START Provided data
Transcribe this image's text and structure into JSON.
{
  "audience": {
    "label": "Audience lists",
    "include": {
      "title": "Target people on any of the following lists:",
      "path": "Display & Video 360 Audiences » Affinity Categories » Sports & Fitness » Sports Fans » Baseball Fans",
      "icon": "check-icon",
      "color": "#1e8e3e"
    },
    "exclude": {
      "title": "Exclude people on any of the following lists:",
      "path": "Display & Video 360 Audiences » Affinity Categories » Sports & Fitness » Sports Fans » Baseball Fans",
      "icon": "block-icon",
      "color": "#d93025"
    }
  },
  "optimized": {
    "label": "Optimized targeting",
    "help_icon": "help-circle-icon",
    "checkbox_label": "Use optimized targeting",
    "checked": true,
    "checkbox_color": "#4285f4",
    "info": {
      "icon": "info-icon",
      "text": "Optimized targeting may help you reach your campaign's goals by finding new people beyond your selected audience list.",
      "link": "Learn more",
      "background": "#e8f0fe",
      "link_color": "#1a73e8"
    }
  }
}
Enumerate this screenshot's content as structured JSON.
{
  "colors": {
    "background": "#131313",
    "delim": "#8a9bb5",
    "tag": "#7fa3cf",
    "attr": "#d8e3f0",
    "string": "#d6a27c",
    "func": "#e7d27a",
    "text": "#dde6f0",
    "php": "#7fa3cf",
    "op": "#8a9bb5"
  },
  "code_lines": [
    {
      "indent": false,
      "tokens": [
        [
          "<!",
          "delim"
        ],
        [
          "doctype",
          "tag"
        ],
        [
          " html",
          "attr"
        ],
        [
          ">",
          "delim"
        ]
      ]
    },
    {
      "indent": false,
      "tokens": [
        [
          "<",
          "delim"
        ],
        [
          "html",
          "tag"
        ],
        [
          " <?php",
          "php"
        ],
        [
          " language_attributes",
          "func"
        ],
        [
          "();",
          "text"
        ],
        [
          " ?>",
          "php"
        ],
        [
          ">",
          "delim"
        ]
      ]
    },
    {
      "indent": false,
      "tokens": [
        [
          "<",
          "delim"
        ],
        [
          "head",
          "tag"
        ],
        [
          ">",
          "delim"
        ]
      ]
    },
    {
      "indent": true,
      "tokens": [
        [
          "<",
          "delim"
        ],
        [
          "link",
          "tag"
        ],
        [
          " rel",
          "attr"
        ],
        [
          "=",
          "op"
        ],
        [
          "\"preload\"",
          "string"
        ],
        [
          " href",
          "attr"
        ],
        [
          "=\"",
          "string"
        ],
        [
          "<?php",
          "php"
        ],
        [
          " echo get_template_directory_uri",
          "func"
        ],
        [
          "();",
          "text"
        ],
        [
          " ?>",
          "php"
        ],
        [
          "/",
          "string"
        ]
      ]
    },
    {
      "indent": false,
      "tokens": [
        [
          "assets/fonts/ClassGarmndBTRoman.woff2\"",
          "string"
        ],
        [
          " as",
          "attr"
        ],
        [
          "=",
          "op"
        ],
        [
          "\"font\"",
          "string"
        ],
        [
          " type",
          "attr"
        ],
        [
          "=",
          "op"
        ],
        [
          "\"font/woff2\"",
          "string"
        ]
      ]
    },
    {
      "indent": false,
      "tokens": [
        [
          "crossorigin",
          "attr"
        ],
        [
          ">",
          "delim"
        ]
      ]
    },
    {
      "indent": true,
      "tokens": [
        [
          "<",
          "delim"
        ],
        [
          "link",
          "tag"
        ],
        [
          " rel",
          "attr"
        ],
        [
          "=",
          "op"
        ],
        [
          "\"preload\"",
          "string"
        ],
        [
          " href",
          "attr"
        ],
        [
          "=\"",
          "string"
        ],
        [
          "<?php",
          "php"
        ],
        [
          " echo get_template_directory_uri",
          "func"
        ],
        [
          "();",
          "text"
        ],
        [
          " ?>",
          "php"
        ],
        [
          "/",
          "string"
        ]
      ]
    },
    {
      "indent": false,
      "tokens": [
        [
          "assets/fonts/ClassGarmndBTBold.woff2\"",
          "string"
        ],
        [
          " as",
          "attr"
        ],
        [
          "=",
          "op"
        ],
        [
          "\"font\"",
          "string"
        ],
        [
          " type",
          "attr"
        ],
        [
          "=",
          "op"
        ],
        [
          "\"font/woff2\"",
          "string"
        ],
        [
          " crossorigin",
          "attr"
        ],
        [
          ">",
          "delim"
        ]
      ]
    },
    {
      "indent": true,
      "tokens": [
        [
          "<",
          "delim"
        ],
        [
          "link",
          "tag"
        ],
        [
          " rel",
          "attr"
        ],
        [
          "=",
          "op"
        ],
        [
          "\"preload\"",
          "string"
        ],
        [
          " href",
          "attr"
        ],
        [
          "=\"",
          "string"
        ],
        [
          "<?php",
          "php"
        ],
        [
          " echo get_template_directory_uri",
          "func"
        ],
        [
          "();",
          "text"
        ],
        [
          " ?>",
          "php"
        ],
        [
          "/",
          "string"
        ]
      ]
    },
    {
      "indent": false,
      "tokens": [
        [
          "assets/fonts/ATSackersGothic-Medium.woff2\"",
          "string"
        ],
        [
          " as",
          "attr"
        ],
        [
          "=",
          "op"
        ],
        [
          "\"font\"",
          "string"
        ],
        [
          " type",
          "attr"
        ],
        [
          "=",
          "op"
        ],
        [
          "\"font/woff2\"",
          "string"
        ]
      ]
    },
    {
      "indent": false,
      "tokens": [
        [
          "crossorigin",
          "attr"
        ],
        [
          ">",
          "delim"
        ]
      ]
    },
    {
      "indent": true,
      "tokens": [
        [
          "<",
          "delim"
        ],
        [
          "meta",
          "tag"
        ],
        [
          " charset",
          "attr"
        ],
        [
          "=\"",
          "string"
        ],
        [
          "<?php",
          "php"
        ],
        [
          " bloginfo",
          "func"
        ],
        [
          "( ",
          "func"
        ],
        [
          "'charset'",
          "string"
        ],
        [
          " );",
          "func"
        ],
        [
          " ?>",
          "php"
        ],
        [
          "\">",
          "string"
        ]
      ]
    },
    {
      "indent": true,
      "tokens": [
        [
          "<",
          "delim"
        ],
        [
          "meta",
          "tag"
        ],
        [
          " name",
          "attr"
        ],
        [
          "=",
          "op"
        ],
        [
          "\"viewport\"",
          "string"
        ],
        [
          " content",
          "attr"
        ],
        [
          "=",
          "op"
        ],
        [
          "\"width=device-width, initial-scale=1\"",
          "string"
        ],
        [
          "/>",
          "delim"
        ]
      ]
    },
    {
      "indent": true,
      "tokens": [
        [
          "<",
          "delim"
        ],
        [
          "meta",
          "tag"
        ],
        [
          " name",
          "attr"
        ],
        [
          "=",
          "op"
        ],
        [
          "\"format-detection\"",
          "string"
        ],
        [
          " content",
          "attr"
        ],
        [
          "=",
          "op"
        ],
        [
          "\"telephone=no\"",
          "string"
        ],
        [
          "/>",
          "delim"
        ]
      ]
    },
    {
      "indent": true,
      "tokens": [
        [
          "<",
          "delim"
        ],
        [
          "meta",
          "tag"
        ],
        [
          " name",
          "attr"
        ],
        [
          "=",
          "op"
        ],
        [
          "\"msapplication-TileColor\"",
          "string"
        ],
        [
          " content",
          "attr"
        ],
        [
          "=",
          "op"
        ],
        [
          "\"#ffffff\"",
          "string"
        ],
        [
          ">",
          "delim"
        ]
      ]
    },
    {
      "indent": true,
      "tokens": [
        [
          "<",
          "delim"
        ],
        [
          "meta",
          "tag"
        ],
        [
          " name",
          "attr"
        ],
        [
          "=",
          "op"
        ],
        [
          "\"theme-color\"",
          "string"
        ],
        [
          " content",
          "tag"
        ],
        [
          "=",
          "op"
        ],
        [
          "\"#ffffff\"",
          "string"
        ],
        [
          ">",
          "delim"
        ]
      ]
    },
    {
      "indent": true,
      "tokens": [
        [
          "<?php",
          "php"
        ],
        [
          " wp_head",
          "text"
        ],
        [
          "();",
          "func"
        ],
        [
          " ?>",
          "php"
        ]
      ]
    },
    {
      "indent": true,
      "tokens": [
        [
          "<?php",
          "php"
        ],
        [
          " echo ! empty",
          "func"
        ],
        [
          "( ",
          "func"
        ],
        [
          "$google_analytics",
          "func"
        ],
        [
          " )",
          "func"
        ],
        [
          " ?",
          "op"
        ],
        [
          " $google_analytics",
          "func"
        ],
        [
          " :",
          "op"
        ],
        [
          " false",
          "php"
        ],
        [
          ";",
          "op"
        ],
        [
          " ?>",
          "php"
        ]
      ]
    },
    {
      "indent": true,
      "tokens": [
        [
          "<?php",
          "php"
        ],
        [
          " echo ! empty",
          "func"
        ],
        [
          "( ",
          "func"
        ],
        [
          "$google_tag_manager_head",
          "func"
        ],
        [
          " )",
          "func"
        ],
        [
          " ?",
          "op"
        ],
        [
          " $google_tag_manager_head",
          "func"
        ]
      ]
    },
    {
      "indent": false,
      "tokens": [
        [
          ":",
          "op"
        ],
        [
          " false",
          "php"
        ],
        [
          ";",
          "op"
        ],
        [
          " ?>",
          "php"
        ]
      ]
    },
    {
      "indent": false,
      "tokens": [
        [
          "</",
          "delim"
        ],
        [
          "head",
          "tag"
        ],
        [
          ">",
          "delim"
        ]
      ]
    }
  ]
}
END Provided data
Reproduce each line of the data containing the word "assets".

Solution to the exercise:
          "assets/fonts/ClassGarmndBTRoman.woff2\"",
          "assets/fonts/ClassGarmndBTBold.woff2\"",
          "assets/fonts/ATSackersGothic-Medium.woff2\"",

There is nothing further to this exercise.